The title alone is clickbait, don’t you think? 🙂
This week at The Avid Listener, we bring you the first of a new set of four essays by frequent contributor Kendra Preston Leonard. These essays examine literary works that are (or have come to be) closely intertwined with music. In this essay, Kendra turns to Tolkien’s The Lord of The Rings, which over the years has served not only as the inspiration for new songs and song cycles, but also as fodder for folks musicians and bands such as Led Zeppelin. LOTR is also, as Kendra tells us, a favorite for heavy metal bands. Here’s a teaser:
“Long before Howard Shore composed the music for the live-action Lord of the Rings movies, readers were fascinated by J. R. R. Tolkien’s epic fantasy and its music. The trilogy of books, a fantasy set in an Earth-like world called Middle Earth, was written between 1927 and 1949 and published in the United Kingdom between 1954 and 1955. Though the book was slow to catch on in England, where Tolkien was a professor of Anglo-Saxon and English Language and Literature at Oxford University, American audiences, particularly those interested in the growing counterculture movement, agreed with poet W. H. Auden, who deemed the work as masterpiece. The Lord of the Rings has sold more than 150 million copies worldwide, has been translated into 38 languages, and has been the inspiration for countless other fantasy novels, artwork, video games, and music.”
If you teach music, or literature, or music and literature, or if you’re a fan of LOTR, you should read the full essay here.
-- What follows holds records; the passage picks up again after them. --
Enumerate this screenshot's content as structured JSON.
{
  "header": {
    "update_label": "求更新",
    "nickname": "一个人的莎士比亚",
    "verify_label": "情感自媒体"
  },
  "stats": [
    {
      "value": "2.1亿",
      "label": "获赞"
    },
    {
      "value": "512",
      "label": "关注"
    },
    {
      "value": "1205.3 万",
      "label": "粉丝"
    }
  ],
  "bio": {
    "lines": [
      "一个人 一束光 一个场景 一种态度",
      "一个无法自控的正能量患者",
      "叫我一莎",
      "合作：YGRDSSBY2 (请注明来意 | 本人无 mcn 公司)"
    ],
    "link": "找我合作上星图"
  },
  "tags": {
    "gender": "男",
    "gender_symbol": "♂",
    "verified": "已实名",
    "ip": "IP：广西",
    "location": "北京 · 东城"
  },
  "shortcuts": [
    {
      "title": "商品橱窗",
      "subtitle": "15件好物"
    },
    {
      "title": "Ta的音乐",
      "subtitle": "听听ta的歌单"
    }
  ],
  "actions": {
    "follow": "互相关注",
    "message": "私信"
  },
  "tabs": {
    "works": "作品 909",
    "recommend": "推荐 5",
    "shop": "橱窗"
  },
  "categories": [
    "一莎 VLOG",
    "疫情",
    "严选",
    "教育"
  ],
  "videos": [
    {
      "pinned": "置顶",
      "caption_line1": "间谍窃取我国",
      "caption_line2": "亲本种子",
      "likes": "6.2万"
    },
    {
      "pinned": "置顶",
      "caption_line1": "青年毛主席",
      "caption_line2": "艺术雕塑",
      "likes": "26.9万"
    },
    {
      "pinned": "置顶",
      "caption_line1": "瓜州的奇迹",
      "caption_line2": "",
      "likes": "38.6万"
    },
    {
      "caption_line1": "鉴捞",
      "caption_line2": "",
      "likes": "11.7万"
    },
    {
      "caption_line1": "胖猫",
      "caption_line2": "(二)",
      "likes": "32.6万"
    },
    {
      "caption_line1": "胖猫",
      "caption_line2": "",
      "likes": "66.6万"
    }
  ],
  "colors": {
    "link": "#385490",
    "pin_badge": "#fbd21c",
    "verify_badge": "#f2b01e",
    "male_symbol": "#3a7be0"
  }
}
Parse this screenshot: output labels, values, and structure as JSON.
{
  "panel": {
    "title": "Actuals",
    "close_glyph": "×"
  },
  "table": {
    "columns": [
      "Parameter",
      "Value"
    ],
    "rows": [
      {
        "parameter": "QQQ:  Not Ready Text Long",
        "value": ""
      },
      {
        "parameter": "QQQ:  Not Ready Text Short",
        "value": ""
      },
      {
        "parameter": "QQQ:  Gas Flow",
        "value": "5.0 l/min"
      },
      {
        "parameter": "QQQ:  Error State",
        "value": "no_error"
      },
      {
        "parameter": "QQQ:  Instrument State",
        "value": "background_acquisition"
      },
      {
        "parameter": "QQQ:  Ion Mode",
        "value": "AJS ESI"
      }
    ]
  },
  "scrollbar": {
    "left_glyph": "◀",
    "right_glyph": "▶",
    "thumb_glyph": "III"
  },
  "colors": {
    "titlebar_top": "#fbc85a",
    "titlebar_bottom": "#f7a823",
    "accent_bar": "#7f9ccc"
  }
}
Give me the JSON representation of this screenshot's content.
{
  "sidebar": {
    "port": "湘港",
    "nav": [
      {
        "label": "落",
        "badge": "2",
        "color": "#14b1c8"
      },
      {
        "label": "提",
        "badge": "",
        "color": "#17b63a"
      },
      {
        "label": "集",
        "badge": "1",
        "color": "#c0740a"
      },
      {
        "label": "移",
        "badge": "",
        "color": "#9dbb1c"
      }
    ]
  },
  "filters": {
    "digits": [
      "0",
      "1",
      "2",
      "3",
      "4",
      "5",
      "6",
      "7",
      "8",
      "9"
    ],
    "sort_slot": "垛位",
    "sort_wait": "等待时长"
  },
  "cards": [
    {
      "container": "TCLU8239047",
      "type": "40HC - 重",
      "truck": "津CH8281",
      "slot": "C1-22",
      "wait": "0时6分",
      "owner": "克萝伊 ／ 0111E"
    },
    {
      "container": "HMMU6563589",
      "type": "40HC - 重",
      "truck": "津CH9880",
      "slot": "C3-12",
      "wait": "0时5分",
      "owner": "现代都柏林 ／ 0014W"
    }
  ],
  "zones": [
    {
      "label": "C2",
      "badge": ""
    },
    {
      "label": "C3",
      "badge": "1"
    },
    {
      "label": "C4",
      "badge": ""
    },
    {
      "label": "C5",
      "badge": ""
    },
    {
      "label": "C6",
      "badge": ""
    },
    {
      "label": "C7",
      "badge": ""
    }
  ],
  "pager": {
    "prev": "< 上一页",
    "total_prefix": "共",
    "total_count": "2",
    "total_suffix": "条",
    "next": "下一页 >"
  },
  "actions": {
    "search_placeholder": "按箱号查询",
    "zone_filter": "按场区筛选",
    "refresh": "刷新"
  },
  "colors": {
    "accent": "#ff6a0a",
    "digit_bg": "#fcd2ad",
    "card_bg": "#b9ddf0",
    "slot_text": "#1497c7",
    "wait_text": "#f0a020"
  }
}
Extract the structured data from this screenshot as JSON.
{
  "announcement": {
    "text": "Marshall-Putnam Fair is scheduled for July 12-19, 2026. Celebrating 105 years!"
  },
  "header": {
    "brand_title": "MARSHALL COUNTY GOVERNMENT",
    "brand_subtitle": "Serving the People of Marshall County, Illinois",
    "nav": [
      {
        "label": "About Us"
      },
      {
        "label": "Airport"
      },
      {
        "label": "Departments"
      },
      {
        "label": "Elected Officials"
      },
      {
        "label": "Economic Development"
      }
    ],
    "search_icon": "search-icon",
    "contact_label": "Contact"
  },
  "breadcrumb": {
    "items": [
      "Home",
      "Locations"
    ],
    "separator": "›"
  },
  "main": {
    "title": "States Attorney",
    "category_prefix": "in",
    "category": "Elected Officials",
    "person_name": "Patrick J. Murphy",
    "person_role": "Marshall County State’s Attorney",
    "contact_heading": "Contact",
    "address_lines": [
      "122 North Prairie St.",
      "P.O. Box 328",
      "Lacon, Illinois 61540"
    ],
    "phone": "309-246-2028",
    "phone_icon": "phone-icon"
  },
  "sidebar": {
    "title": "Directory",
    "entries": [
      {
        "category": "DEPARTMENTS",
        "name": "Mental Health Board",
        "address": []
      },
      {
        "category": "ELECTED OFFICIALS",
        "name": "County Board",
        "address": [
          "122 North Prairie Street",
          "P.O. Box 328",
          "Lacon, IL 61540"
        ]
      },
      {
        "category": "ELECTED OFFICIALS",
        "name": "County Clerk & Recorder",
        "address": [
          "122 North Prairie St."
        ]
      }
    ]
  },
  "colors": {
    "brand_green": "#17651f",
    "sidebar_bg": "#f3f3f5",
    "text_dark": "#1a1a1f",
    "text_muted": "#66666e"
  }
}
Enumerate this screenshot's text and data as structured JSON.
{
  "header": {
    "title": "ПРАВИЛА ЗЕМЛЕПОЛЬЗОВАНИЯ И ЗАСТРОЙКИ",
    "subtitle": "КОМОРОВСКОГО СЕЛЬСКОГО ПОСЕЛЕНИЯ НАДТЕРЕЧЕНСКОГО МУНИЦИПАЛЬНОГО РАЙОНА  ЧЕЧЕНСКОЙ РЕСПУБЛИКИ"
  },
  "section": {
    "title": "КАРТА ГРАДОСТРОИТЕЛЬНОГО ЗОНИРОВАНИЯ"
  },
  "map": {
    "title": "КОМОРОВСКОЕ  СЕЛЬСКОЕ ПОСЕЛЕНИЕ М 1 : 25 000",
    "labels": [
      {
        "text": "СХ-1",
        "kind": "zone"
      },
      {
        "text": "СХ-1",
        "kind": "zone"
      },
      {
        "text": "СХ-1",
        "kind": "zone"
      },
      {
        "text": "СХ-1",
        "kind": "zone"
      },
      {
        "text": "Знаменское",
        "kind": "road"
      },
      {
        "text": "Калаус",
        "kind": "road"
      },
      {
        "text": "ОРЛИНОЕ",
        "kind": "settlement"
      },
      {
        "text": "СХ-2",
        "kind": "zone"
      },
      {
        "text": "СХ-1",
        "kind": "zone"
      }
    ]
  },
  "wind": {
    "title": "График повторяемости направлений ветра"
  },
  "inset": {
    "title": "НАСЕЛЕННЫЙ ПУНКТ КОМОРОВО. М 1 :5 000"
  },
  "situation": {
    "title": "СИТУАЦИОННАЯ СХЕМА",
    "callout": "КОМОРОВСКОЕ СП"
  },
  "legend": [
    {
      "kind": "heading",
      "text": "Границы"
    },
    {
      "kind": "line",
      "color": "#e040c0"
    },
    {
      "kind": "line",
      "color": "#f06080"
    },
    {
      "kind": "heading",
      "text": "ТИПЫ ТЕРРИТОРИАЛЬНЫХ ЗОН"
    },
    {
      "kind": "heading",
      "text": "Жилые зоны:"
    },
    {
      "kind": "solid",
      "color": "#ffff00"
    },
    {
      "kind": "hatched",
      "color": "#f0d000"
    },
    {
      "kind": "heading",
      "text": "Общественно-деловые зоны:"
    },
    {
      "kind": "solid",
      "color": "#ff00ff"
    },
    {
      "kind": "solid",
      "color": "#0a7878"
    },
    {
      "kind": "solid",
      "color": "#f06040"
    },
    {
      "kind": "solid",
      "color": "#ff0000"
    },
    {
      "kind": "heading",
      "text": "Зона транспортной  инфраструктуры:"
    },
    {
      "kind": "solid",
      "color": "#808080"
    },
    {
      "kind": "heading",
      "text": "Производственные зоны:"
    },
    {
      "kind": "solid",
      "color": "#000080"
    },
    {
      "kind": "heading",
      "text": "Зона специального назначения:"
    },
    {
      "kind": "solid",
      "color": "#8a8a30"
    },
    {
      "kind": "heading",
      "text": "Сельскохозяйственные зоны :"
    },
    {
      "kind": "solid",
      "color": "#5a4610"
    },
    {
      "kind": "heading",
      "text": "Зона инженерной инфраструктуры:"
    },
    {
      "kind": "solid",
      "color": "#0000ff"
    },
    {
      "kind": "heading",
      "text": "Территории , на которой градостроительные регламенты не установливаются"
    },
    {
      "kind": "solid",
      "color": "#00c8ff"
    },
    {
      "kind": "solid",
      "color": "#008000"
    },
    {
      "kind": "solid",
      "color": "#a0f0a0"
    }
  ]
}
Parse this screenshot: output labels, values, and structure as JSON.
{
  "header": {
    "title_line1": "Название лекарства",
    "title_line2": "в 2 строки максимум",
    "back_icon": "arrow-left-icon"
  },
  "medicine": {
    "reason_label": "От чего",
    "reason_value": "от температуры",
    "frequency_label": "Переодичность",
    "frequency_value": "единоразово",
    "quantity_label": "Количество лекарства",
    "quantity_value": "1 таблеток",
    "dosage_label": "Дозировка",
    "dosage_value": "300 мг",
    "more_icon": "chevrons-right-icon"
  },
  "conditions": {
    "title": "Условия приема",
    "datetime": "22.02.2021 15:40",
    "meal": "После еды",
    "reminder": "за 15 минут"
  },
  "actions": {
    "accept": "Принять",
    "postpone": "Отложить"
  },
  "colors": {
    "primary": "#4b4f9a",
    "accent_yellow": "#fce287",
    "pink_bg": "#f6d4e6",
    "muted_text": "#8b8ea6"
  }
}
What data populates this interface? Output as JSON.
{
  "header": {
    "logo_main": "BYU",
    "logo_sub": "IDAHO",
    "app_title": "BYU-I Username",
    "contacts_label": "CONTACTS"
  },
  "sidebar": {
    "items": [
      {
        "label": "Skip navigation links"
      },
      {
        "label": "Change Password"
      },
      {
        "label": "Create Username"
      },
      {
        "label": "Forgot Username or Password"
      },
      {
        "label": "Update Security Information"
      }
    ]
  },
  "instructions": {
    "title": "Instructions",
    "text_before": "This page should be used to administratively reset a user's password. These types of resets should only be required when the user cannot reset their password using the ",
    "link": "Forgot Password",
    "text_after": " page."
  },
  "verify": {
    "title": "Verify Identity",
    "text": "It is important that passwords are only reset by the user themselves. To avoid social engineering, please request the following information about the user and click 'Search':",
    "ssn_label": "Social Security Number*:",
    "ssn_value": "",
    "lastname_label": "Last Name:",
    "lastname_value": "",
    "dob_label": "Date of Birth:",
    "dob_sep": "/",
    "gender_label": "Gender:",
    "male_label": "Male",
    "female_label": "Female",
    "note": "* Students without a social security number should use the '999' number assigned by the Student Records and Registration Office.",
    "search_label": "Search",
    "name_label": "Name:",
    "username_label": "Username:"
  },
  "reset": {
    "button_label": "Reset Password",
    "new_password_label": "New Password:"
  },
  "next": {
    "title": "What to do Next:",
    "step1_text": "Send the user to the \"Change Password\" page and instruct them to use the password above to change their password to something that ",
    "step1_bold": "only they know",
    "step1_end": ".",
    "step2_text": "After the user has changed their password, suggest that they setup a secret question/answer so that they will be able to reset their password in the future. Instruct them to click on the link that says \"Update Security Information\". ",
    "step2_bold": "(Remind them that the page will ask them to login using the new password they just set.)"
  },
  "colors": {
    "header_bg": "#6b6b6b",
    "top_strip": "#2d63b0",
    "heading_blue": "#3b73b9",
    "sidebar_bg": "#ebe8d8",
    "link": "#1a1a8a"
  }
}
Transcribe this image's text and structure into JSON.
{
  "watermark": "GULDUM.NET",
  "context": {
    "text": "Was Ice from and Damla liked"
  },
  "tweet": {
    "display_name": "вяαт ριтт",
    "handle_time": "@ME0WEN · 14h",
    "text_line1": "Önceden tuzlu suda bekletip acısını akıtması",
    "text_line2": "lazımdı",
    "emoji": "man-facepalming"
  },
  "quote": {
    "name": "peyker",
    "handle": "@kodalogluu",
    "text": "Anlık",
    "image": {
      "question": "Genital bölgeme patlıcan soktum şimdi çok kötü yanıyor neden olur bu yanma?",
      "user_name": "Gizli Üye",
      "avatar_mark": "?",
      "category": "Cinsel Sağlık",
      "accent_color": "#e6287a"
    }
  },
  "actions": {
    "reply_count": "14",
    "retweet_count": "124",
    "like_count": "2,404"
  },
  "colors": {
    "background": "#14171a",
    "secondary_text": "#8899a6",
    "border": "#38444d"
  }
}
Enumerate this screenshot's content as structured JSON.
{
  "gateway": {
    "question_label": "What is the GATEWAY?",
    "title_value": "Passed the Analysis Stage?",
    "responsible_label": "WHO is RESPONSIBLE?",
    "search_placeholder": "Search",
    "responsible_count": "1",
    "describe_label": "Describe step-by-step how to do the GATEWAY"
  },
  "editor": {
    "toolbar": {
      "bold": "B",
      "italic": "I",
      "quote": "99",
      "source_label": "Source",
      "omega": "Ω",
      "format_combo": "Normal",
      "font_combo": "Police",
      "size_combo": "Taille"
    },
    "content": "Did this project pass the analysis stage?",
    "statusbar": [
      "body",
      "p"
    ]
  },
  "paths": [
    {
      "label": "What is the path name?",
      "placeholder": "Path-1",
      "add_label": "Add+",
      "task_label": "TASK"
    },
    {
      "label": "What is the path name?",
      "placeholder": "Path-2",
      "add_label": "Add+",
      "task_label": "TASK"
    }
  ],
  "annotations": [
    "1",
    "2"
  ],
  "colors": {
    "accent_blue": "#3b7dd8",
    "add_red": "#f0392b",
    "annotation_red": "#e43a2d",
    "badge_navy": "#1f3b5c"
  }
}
Stay tuned next week for “Nintendo, Stravinsky, and the Aesthetics of Limitation” by Will Gibbons.
The Avid Listener: Listen. Write. Discuss. Repeat.